### What needs to be done:
Your answer should consist only of the lines from the line containing "Parse this screenshot: output" through the last line below, each repeated exactly.

(Stored data)

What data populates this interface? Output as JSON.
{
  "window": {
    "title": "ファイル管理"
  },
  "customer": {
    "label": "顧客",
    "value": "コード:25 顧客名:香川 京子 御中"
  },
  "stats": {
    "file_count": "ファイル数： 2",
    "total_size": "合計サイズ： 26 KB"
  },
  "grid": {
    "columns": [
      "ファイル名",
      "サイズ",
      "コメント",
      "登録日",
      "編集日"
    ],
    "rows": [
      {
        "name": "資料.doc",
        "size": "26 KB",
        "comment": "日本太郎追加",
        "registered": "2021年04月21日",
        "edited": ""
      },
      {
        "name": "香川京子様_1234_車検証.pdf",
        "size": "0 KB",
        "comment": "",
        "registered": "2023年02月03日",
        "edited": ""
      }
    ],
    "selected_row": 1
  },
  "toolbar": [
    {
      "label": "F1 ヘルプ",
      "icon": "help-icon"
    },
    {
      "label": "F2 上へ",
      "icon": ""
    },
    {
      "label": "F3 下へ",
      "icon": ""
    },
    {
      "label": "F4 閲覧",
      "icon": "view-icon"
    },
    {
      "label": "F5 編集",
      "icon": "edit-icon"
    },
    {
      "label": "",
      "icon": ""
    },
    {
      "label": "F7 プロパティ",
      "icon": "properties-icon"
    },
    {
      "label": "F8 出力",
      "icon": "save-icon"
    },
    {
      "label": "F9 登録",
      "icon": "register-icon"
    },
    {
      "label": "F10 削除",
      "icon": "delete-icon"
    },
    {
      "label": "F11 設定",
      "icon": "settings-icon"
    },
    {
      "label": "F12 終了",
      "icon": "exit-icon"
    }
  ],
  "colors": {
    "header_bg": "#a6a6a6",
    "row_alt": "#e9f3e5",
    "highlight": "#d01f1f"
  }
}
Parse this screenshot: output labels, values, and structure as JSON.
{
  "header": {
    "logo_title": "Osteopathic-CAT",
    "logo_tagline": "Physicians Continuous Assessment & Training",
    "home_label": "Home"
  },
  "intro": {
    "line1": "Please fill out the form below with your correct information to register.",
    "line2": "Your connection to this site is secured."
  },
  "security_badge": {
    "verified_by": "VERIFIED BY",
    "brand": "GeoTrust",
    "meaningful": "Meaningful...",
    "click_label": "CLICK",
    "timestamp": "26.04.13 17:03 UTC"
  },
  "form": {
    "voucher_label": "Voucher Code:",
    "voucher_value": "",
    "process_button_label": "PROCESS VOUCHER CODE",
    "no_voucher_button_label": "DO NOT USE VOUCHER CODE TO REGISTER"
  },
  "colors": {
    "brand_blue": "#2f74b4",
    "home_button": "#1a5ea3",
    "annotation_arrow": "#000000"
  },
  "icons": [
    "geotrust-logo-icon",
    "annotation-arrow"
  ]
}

### Problem solution:
Parse this screenshot: output labels, values, and structure as JSON.
{
  "header": {
    "logo_title": "Osteopathic-CAT",
    "logo_tagline": "Physicians Continuous Assessment & Training",
    "home_label": "Home"
  },
  "intro": {
    "line1": "Please fill out the form below with your correct information to register.",
    "line2": "Your connection to this site is secured."
  },
  "security_badge": {
    "verified_by": "VERIFIED BY",
    "brand": "GeoTrust",
    "meaningful": "Meaningful...",
    "click_label": "CLICK",
    "timestamp": "26.04.13 17:03 UTC"
  },
  "form": {
    "voucher_label": "Voucher Code:",
    "voucher_value": "",
    "process_button_label": "PROCESS VOUCHER CODE",
    "no_voucher_button_label": "DO NOT USE VOUCHER CODE TO REGISTER"
  },
  "colors": {
    "brand_blue": "#2f74b4",
    "home_button": "#1a5ea3",
    "annotation_arrow": "#000000"
  },
  "icons": [
    "geotrust-logo-icon",
    "annotation-arrow"
  ]
}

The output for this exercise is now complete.